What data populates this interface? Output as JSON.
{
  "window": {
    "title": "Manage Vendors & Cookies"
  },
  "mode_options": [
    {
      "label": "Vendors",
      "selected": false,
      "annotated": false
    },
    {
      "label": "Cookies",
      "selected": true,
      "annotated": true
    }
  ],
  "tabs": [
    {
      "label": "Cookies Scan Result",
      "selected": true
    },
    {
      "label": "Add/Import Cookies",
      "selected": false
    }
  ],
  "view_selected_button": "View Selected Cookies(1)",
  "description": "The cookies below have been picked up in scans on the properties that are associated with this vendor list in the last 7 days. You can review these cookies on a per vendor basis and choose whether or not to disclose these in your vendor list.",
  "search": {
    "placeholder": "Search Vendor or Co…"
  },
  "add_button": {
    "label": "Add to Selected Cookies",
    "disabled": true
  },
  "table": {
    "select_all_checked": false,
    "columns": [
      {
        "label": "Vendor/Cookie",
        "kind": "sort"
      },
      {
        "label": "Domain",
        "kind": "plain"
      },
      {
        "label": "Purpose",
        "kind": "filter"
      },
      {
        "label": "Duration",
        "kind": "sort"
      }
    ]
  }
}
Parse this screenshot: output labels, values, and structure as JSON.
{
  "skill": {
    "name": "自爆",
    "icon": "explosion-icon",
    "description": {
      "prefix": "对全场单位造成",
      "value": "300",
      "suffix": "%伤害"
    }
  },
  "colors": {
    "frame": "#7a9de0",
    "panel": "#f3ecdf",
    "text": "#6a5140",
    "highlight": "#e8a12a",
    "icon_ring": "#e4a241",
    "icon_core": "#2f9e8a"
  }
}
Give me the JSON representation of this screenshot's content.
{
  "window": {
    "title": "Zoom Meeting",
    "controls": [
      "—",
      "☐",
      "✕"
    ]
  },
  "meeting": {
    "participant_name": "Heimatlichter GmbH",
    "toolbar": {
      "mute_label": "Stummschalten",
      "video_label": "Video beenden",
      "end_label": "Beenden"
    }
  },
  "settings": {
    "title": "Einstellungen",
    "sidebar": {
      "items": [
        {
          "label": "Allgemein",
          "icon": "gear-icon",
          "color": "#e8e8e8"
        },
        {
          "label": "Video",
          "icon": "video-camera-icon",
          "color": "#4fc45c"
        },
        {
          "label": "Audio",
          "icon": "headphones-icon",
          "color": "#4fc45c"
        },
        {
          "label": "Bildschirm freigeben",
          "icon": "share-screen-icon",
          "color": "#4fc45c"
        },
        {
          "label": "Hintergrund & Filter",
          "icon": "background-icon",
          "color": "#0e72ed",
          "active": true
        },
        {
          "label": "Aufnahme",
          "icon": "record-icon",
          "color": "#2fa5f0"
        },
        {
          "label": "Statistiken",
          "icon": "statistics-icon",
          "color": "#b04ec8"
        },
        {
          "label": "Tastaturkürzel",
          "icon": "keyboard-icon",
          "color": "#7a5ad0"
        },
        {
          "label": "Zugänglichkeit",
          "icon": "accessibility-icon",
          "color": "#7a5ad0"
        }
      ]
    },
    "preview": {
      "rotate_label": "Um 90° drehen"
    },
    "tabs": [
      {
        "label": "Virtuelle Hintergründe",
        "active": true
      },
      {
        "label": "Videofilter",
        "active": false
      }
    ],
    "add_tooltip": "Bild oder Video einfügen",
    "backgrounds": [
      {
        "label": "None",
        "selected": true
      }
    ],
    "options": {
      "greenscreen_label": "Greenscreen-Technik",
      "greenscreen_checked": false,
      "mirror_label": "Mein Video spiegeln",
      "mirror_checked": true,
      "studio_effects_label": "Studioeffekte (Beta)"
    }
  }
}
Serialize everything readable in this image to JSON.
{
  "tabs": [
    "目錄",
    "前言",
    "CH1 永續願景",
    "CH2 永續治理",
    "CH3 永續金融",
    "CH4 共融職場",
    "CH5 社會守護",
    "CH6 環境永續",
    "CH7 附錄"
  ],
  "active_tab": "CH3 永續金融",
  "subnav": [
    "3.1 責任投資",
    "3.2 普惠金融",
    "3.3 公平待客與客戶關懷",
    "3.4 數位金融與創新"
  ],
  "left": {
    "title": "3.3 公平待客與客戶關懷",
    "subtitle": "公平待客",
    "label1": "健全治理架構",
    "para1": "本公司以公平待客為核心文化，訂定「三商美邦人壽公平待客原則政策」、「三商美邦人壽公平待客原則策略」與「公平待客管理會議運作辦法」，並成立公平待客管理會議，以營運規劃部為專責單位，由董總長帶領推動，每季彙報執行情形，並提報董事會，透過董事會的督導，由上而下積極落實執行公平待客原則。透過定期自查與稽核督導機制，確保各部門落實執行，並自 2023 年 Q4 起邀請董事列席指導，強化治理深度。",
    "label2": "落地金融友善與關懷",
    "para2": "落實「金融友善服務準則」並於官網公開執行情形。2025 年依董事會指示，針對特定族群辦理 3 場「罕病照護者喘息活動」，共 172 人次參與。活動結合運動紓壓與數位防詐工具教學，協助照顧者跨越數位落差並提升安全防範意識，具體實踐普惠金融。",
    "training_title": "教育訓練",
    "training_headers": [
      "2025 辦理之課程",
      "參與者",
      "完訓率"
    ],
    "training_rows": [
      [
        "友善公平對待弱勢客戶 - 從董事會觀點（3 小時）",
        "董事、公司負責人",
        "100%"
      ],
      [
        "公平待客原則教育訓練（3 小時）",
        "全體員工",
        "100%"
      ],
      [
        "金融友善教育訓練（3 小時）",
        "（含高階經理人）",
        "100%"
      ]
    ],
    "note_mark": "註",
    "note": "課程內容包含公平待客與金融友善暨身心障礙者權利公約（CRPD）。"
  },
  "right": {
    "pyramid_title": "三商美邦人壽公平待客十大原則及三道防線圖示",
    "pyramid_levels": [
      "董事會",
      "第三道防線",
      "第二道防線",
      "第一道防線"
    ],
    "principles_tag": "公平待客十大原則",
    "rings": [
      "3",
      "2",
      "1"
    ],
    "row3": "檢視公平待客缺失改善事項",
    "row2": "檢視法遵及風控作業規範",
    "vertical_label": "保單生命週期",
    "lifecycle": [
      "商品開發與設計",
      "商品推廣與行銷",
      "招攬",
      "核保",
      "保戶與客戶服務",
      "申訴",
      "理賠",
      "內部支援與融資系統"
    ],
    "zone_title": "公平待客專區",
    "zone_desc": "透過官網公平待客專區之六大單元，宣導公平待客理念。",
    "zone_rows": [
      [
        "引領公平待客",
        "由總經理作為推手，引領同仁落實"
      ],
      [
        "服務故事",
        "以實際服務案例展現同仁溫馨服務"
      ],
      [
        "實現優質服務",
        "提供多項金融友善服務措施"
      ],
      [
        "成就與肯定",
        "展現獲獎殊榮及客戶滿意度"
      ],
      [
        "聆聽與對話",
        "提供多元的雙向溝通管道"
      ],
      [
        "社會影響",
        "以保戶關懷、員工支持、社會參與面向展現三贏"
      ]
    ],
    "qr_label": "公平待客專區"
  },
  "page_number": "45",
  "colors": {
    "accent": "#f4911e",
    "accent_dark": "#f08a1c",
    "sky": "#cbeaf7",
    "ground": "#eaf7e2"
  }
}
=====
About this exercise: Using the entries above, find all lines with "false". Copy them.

Your solution:
      "selected": false,
      "annotated": false
      "selected": false
    "select_all_checked": false,
        "active": false
      "greenscreen_checked": false,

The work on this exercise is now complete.